LINCOLN, R.I. – Southern New England is seeing some brutally cold temperatures, and the winds make it feel even worse. All that cold weather can really take a toll on your body, especially if you work outside or stay outside for too long.
It's some of the coldest air we've seen all year. With many folks planning to head outdoors for the upcoming New Year's Eve celebrations, that cold air can turn dangerous if you don't take the right precautions.
So, what if you work outside or you plan to be out on New Year's Eve? You'll want to be aware of the dangers of long exposure to the cold. One of those dangers is frostbite.
Dr. William Tyler Smith with Lincoln Urgent Care says, “Mild frostbite, what you'll see is sort of whitish skin. When it's severe, the sores become bloody, the skin becomes yellowish, and there's very little give to it.”
Extremities, like your hands and feet as well as your face, are most susceptible to frostbite. There are warning signs before it sets in, like numbness.
Dr. Smith says, “Really the main thing is just to get into a warm environment. That's if it's mild.”
He says severe cases need to be treated in the emergency room.
Another problem in the cold is hypothermia.
Dr. Smith says, “Hypothermia is a profound loss of core body temperature. Normal as you know is 98.6. Hypothermia is when you get from 95 on down.”
He add hypothermia is a life threatening condition that requires emergency medical treatment.
Dr. Smith says, “[A] bad sign for hypothermia [is] when you stop shivering. That's not good. It means your body's giving up.”

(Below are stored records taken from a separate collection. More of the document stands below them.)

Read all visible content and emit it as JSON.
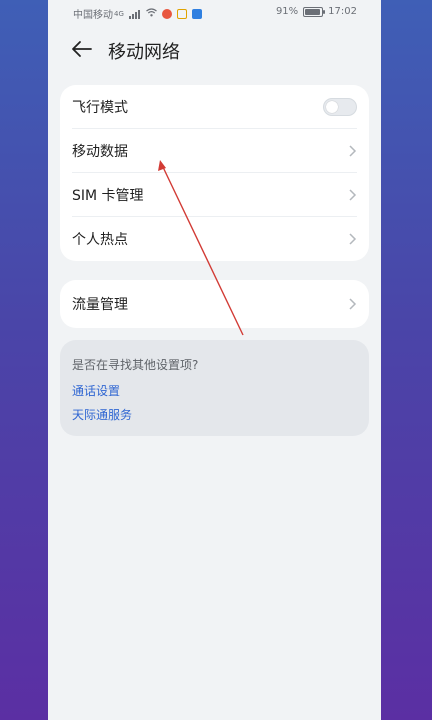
{
  "status_bar": {
    "carrier": "中国移动",
    "network": "4G",
    "battery": "91%",
    "battery_level": 0.91,
    "time": "17:02"
  },
  "header": {
    "title": "移动网络"
  },
  "settings_group_1": [
    {
      "label": "飞行模式",
      "type": "toggle",
      "state": "off"
    },
    {
      "label": "移动数据",
      "type": "link"
    },
    {
      "label": "SIM 卡管理",
      "type": "link"
    },
    {
      "label": "个人热点",
      "type": "link"
    }
  ],
  "settings_group_2": [
    {
      "label": "流量管理",
      "type": "link"
    }
  ],
  "suggestions": {
    "question": "是否在寻找其他设置项?",
    "links": [
      "通话设置",
      "天际通服务"
    ]
  },
  "colors": {
    "link": "#2f66d2",
    "annotation": "#d23b35"
  }
}
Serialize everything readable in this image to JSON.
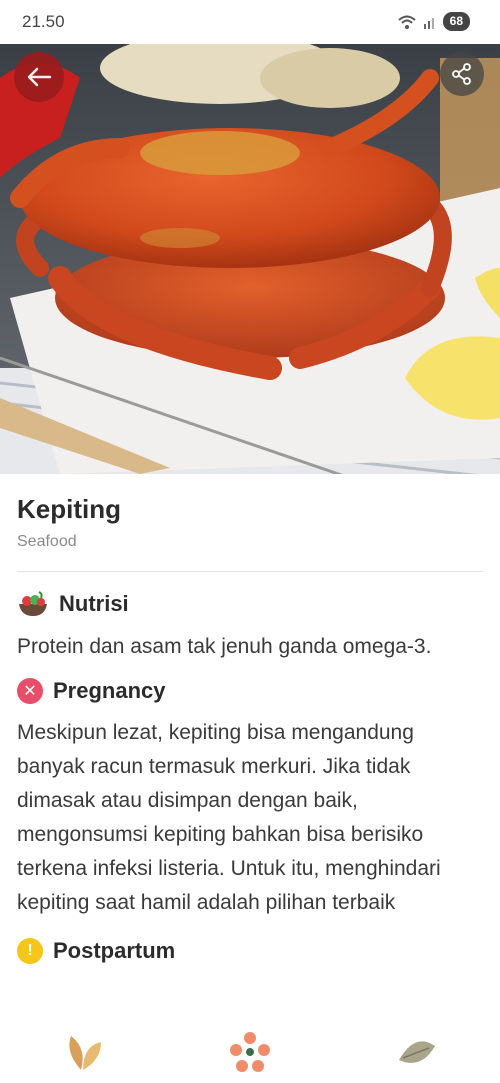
{
  "status": {
    "time": "21.50",
    "battery": "68",
    "wifi_icon": "wifi-icon",
    "signal_icon": "signal-icon"
  },
  "header": {
    "back_icon": "arrow-left-icon",
    "share_icon": "share-icon"
  },
  "food": {
    "name": "Kepiting",
    "category": "Seafood"
  },
  "nutrisi": {
    "title": "Nutrisi",
    "text": "Protein dan asam tak jenuh ganda omega-3."
  },
  "pregnancy": {
    "title": "Pregnancy",
    "status": "not-recommended",
    "text": "Meskipun lezat, kepiting bisa mengandung banyak racun termasuk merkuri. Jika tidak dimasak atau disimpan dengan baik, mengonsumsi kepiting bahkan bisa berisiko terkena infeksi listeria. Untuk itu, menghindari kepiting saat hamil adalah pilihan terbaik"
  },
  "postpartum": {
    "title": "Postpartum",
    "status": "caution"
  },
  "colors": {
    "accent_red": "#e84d69",
    "warning_yellow": "#f5c518",
    "back_button": "#9c1c1c"
  },
  "nav": [
    "leaves-icon",
    "flower-icon",
    "leaf-icon"
  ]
}
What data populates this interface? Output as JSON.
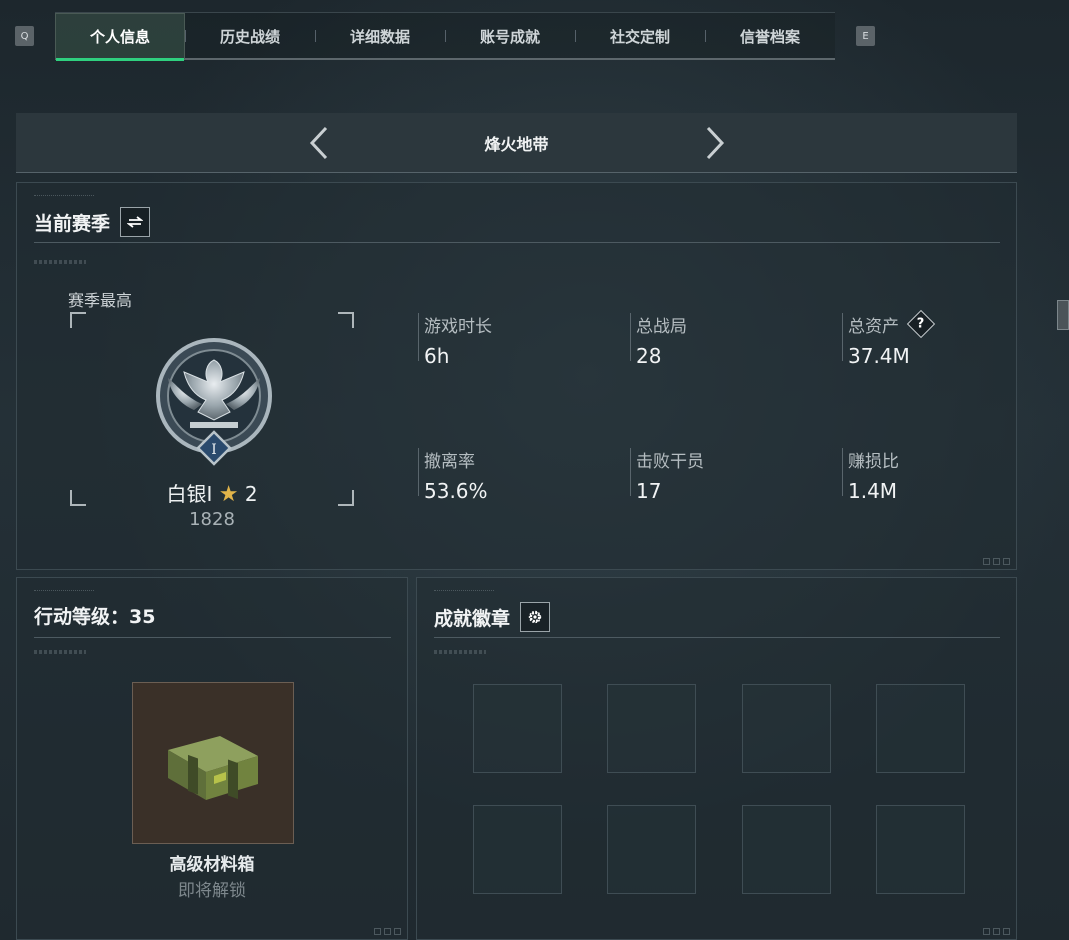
{
  "tabs": {
    "left_key": "Q",
    "right_key": "E",
    "items": [
      {
        "label": "个人信息"
      },
      {
        "label": "历史战绩"
      },
      {
        "label": "详细数据"
      },
      {
        "label": "账号成就"
      },
      {
        "label": "社交定制"
      },
      {
        "label": "信誉档案"
      }
    ],
    "active_index": 0
  },
  "mode_selector": {
    "title": "烽火地带"
  },
  "season_panel": {
    "title": "当前赛季",
    "switch_icon": "swap-arrows-icon",
    "highest_label": "赛季最高",
    "rank_name": "白银I",
    "rank_stars": "2",
    "rank_score": "1828",
    "emblem_numeral": "I",
    "stats": [
      {
        "label": "游戏时长",
        "value": "6h"
      },
      {
        "label": "总战局",
        "value": "28"
      },
      {
        "label": "总资产",
        "value": "37.4M",
        "help": "?"
      },
      {
        "label": "撤离率",
        "value": "53.6%"
      },
      {
        "label": "击败干员",
        "value": "17"
      },
      {
        "label": "赚损比",
        "value": "1.4M"
      }
    ]
  },
  "level_panel": {
    "title": "行动等级：35",
    "reward_name": "高级材料箱",
    "reward_status": "即将解锁"
  },
  "achievement_panel": {
    "title": "成就徽章",
    "settings_icon": "gear-icon",
    "slot_count": 8
  },
  "colors": {
    "accent_green": "#2fd07f",
    "gold_star": "#e1b44a"
  }
}
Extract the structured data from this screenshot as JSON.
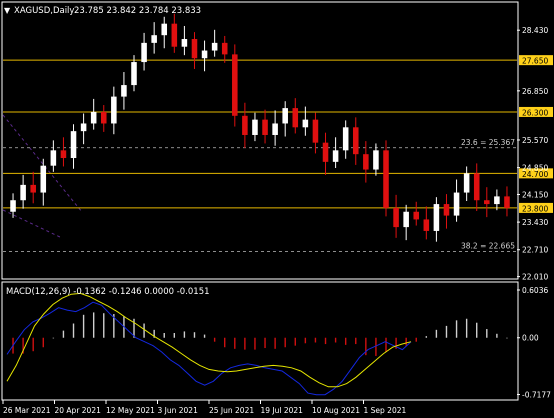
{
  "header": {
    "menu_arrow": "▼",
    "symbol": "XAGUSD,Daily",
    "ohlc": "23.785 23.842 23.784 23.833"
  },
  "colors": {
    "background": "#000000",
    "frame": "#ffffff",
    "grid": "#7a7a7a",
    "bull_candle": "#ffffff",
    "bear_candle": "#e01010",
    "level_line": "#e5b800",
    "level_label_bg": "#ffd11a",
    "fib_line": "#bdbdbd",
    "macd_line": "#1428e0",
    "signal_line": "#e6e600",
    "hist_positive": "#cfcfcf",
    "hist_negative": "#d01010",
    "trend_line": "#5a2a8a"
  },
  "chart_data": [
    {
      "type": "candlestick",
      "title": "XAGUSD,Daily",
      "ylim": [
        22.0,
        28.8
      ],
      "y_ticks": [
        "28.430",
        "27.650",
        "26.850",
        "26.300",
        "25.570",
        "24.850",
        "24.700",
        "24.150",
        "23.800",
        "23.430",
        "22.710",
        "22.010"
      ],
      "x_ticks": [
        "26 Mar 2021",
        "20 Apr 2021",
        "12 May 2021",
        "3 Jun 2021",
        "25 Jun 2021",
        "19 Jul 2021",
        "10 Aug 2021",
        "1 Sep 2021"
      ],
      "horizontal_levels": [
        27.65,
        26.3,
        24.7,
        23.8
      ],
      "horizontal_level_labels": [
        "27.650",
        "26.300",
        "24.700",
        "23.800"
      ],
      "fib_levels": [
        {
          "value": 25.367,
          "label": "23.6 = 25.367"
        },
        {
          "value": 22.665,
          "label": "38.2 = 22.665"
        }
      ],
      "close_series": [
        24.0,
        24.4,
        24.2,
        24.9,
        25.3,
        25.1,
        25.8,
        26.0,
        26.3,
        26.0,
        26.7,
        27.0,
        27.6,
        28.1,
        28.3,
        28.6,
        28.0,
        28.2,
        27.7,
        27.9,
        28.1,
        27.8,
        26.2,
        25.7,
        26.1,
        25.7,
        26.0,
        26.4,
        25.9,
        26.1,
        25.5,
        25.0,
        25.3,
        25.9,
        25.2,
        24.8,
        25.3,
        23.8,
        23.3,
        23.7,
        23.5,
        23.2,
        23.9,
        23.6,
        24.2,
        24.7,
        24.0,
        23.9,
        24.1,
        23.8
      ]
    },
    {
      "type": "line",
      "title": "MACD(12,26,9) -0.1362 -0.1246 0.0000 -0.0151",
      "ylim": [
        -0.7617,
        0.6036
      ],
      "y_ticks": [
        "0.6036",
        "0.00",
        "-0.7177"
      ],
      "histogram": [
        -0.2,
        -0.2,
        -0.17,
        -0.12,
        0.0,
        0.09,
        0.18,
        0.29,
        0.32,
        0.31,
        0.3,
        0.27,
        0.24,
        0.18,
        0.1,
        0.06,
        0.06,
        0.08,
        0.07,
        0.04,
        -0.05,
        -0.12,
        -0.14,
        -0.15,
        -0.15,
        -0.13,
        -0.14,
        -0.12,
        -0.1,
        -0.07,
        -0.06,
        -0.08,
        -0.06,
        -0.09,
        -0.08,
        -0.22,
        -0.23,
        -0.18,
        -0.14,
        -0.1,
        -0.05,
        0.02,
        0.1,
        0.15,
        0.22,
        0.24,
        0.19,
        0.11,
        0.05,
        0.0
      ],
      "series": [
        {
          "values": [
            -0.21,
            -0.05,
            0.1,
            0.2,
            0.25,
            0.31,
            0.38,
            0.35,
            0.33,
            0.38,
            0.45,
            0.41,
            0.3,
            0.2,
            0.1,
            0.0,
            -0.05,
            -0.1,
            -0.18,
            -0.28,
            -0.35,
            -0.45,
            -0.55,
            -0.6,
            -0.55,
            -0.45,
            -0.38,
            -0.35,
            -0.33,
            -0.35,
            -0.38,
            -0.4,
            -0.42,
            -0.5,
            -0.58,
            -0.7,
            -0.72,
            -0.72,
            -0.65,
            -0.55,
            -0.4,
            -0.25,
            -0.15,
            -0.1,
            -0.05,
            -0.1,
            -0.15,
            -0.05
          ]
        },
        {
          "values": [
            -0.55,
            -0.35,
            -0.1,
            0.15,
            0.3,
            0.42,
            0.5,
            0.55,
            0.56,
            0.52,
            0.46,
            0.4,
            0.33,
            0.25,
            0.18,
            0.1,
            0.02,
            -0.05,
            -0.12,
            -0.2,
            -0.28,
            -0.35,
            -0.4,
            -0.42,
            -0.43,
            -0.42,
            -0.4,
            -0.38,
            -0.36,
            -0.35,
            -0.36,
            -0.38,
            -0.42,
            -0.5,
            -0.57,
            -0.62,
            -0.62,
            -0.58,
            -0.5,
            -0.4,
            -0.3,
            -0.2,
            -0.12,
            -0.08,
            -0.05
          ]
        }
      ]
    }
  ]
}
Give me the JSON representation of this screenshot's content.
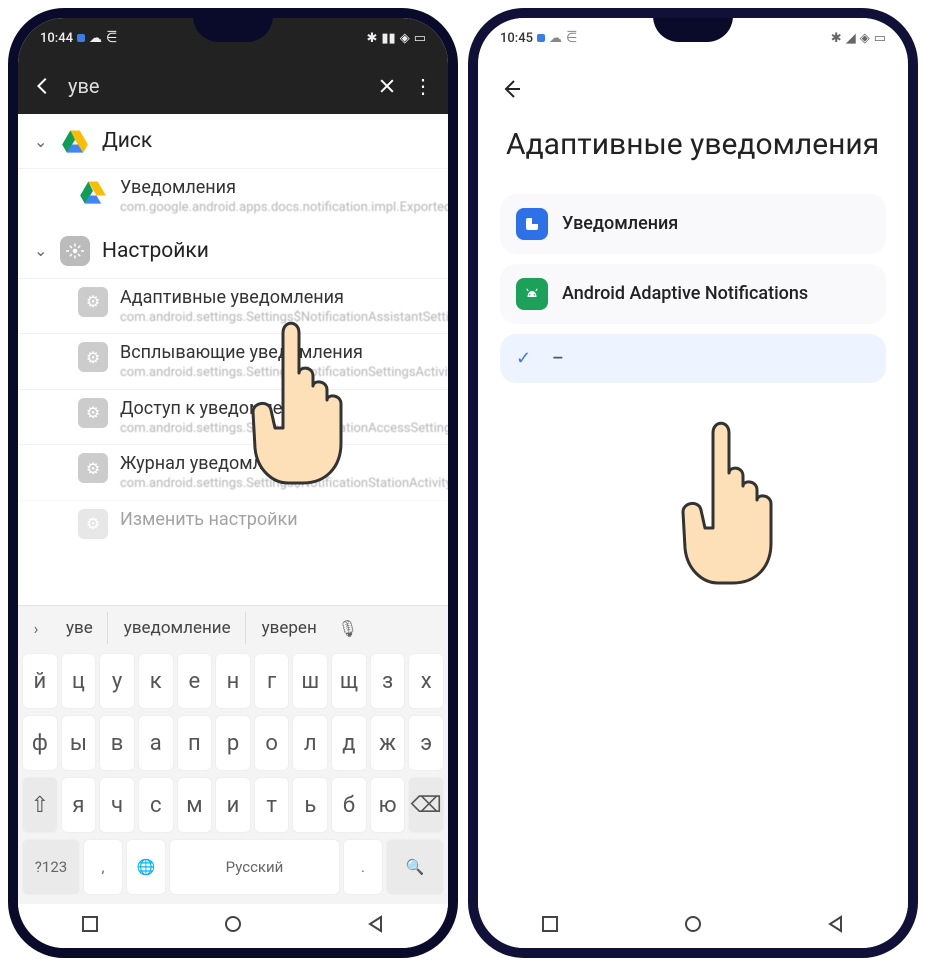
{
  "left": {
    "status": {
      "time": "10:44"
    },
    "search": {
      "query": "уве"
    },
    "groups": [
      {
        "icon": "drive",
        "label": "Диск",
        "items": [
          {
            "title": "Уведомления",
            "sub": "com.google.android.apps.docs.notification.impl.ExportedNotificationHomeActivity",
            "icon": "drive"
          }
        ]
      },
      {
        "icon": "gear",
        "label": "Настройки",
        "items": [
          {
            "title": "Адаптивные уведомления",
            "sub": "com.android.settings.Settings$NotificationAssistantSettingsActivity",
            "icon": "gear"
          },
          {
            "title": "Всплывающие уведомления",
            "sub": "com.android.settings.Settings$NotificationSettingsActivity",
            "icon": "gear"
          },
          {
            "title": "Доступ к уведомлениям",
            "sub": "com.android.settings.Settings$NotificationAccessSettingsActivity",
            "icon": "gear"
          },
          {
            "title": "Журнал уведомлений",
            "sub": "com.android.settings.Settings$NotificationStationActivity",
            "icon": "gear"
          },
          {
            "title": "Изменить настройки",
            "sub": "",
            "icon": "gear"
          }
        ]
      }
    ],
    "suggestions": [
      "уве",
      "уведомление",
      "уверен"
    ],
    "keyboard": {
      "row1": [
        "й",
        "ц",
        "у",
        "к",
        "е",
        "н",
        "г",
        "ш",
        "щ",
        "з",
        "х"
      ],
      "row2": [
        "ф",
        "ы",
        "в",
        "а",
        "п",
        "р",
        "о",
        "л",
        "д",
        "ж",
        "э"
      ],
      "row3_shift": "⇧",
      "row3": [
        "я",
        "ч",
        "с",
        "м",
        "и",
        "т",
        "ь",
        "б",
        "ю"
      ],
      "row3_del": "⌫",
      "bottom": {
        "numkey": "?123",
        "comma": ",",
        "globe": "🌐",
        "space": "Русский",
        "dot": ".",
        "search": "🔍"
      }
    }
  },
  "right": {
    "status": {
      "time": "10:45"
    },
    "title": "Адаптивные уведомления",
    "options": [
      {
        "icon": "notif-blue",
        "label": "Уведомления",
        "sub": ""
      },
      {
        "icon": "android-green",
        "label": "Android Adaptive Notifications",
        "sub": ""
      },
      {
        "icon": "none",
        "label": "–",
        "sub": "",
        "selected": true
      }
    ]
  }
}
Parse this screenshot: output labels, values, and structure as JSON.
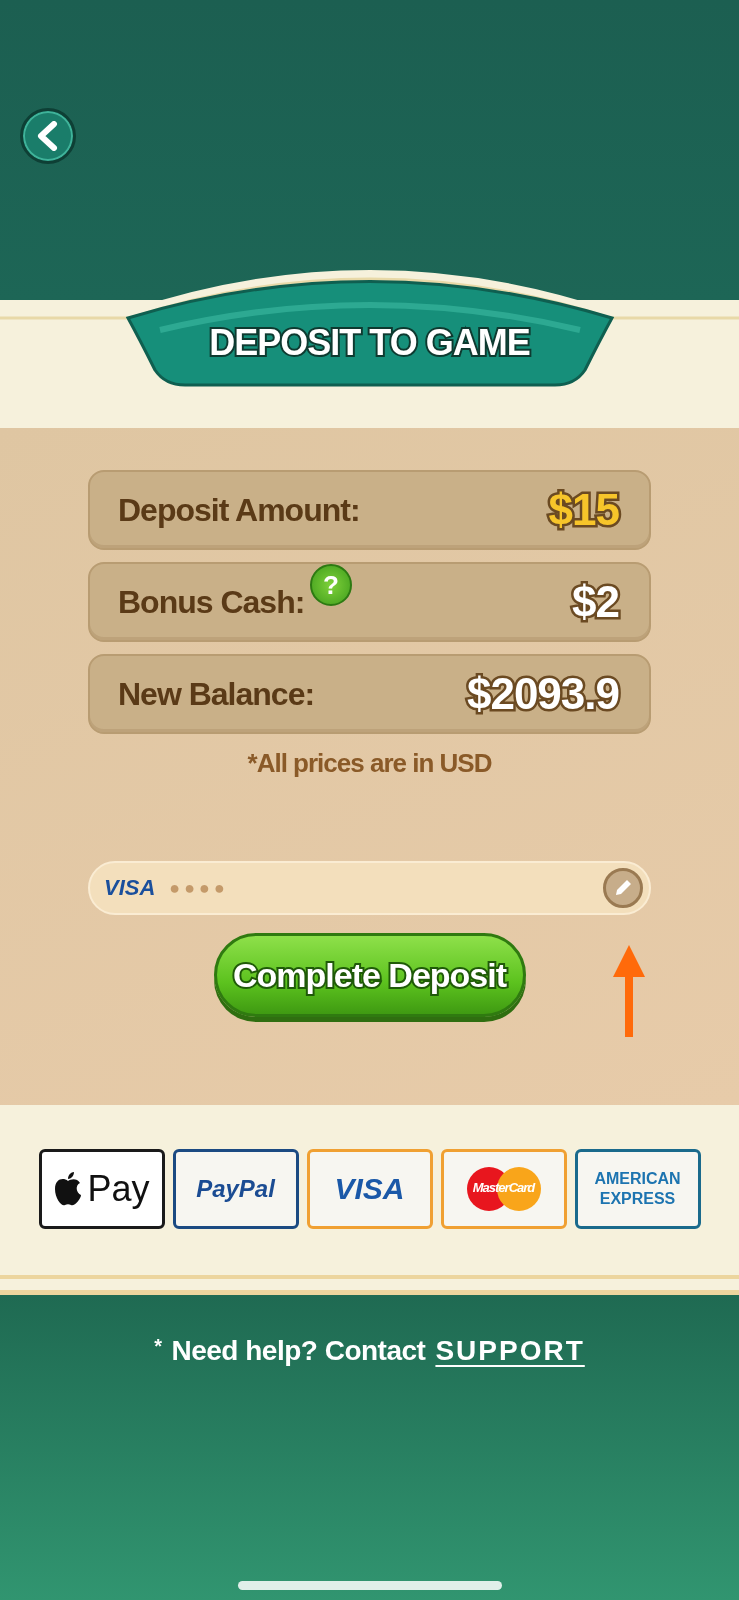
{
  "header": {
    "title": "DEPOSIT TO GAME"
  },
  "summary": [
    {
      "label": "Deposit Amount:",
      "value": "$15",
      "kind": "gold",
      "help": false
    },
    {
      "label": "Bonus Cash:",
      "value": "$2",
      "kind": "white",
      "help": true,
      "help_mark": "?"
    },
    {
      "label": "New Balance:",
      "value": "$2093.9",
      "kind": "white",
      "help": false
    }
  ],
  "note": "*All prices are in USD",
  "card": {
    "brand": "VISA",
    "mask": "●●●●"
  },
  "submit": {
    "label": "Complete Deposit"
  },
  "payment_methods": [
    {
      "kind": "applepay",
      "text": "Pay"
    },
    {
      "kind": "paypal",
      "text": "PayPal"
    },
    {
      "kind": "visa",
      "text": "VISA"
    },
    {
      "kind": "mastercard",
      "text": "MasterCard"
    },
    {
      "kind": "amex",
      "text": "AMERICAN EXPRESS"
    }
  ],
  "help": {
    "mark": "*",
    "text": "Need help? Contact",
    "link": "SUPPORT"
  }
}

He also says changes in how you act or think are a bad sign.
Risk factors for both conditions include a lack of proper clothing, long periods of time outside, and exposure to water.
As temperatures drop on New Year's Eve, the situation could become even more complicated for those who decide to drink. Dr. Smith went on to suggest having someone similar to a designated driver who stays sober and makes sure everyone in your group stays safe out in the cold.